As I wrote in the article, many places still do use paper systems with patient verification: Patients sign an Excel sheet each time a nurse comes to visit. The problem is, sometimes nurses ask patients to sign for multiple visits at one time, so it looks -- on paper at least -- that a nurse has visited every day that week when, in fact, s/he has only been there a few times. And if a nurse is tending to a patient who can nornally live alone but is mentally challenged and needs a nurse for a physical illness, then they may fall prey to fraud.
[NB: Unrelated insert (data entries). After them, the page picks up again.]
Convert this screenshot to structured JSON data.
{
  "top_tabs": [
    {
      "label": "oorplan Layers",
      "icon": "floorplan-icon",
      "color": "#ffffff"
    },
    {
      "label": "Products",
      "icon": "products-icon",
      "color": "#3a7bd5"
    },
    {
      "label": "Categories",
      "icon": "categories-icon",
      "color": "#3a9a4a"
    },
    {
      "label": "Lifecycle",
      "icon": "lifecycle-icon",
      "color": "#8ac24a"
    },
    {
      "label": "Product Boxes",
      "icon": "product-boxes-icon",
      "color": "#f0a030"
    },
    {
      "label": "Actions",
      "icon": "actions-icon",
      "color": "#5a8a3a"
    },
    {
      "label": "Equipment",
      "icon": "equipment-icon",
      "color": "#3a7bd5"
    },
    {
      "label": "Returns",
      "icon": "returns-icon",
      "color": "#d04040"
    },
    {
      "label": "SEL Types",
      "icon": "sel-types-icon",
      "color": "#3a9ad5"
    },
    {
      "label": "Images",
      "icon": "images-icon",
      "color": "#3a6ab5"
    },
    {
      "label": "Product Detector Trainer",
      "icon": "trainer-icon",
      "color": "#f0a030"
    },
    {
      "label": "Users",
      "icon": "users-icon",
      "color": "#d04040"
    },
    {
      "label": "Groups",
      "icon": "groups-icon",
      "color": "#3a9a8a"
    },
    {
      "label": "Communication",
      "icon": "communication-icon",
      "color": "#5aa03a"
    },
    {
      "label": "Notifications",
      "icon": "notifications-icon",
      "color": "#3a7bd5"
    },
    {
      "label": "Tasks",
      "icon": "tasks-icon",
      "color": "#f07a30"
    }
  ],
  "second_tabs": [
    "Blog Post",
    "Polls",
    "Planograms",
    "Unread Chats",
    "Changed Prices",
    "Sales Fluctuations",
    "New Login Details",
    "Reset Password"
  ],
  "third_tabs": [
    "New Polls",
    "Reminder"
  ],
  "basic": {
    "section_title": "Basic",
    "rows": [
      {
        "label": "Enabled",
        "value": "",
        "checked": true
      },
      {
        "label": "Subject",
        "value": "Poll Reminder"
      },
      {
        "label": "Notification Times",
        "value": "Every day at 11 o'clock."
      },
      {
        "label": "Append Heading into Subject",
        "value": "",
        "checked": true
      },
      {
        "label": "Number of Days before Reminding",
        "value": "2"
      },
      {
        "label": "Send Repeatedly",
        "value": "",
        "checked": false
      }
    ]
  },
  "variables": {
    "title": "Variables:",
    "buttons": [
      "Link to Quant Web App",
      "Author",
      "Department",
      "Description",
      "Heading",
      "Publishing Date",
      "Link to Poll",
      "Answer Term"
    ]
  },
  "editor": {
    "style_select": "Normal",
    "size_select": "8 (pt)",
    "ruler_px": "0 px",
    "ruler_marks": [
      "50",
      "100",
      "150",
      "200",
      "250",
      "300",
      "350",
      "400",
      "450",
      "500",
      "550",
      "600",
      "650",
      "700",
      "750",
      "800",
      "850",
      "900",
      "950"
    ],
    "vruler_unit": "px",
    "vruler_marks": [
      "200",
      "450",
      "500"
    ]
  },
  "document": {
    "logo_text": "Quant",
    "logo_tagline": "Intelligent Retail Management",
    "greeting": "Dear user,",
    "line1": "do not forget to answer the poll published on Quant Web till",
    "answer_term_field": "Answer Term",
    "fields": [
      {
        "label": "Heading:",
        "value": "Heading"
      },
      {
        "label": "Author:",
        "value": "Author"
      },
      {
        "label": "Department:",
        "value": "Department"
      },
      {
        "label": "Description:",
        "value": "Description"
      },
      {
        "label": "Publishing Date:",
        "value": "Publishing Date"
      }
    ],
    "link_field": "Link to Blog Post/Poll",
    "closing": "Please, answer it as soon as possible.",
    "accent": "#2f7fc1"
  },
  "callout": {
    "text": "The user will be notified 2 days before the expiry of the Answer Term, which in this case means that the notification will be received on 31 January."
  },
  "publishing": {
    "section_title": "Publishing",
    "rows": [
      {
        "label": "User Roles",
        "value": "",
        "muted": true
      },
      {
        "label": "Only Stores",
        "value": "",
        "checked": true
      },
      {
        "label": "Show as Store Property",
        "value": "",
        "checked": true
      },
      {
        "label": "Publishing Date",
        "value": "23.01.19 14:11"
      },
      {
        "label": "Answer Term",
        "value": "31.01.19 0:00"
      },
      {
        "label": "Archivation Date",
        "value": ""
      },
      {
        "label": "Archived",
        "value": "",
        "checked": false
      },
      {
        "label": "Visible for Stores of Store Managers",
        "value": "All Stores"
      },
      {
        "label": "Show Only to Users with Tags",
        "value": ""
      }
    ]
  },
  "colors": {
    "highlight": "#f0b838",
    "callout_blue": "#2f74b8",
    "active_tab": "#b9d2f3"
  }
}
Also, these EVV systems automate the collection of timesheet data into payroll, so from what I gathered from user organizations, the process of tracking nurses' timesheets is streamlined and much, much faster -- and more accurate -- since the back office no longer has to manually input hours from potentially hundreds of nurses. It's also safer for nurses, who are traveling into residential neighborhoods of all kinds. I know my friends who are home health nurses have had a few horror stories about some of their clients' neighborhoods, especially one friend who prefers night duty. While GPS won't save her life, at least her office knows her location at all times that she's working, should the unimaginable happen.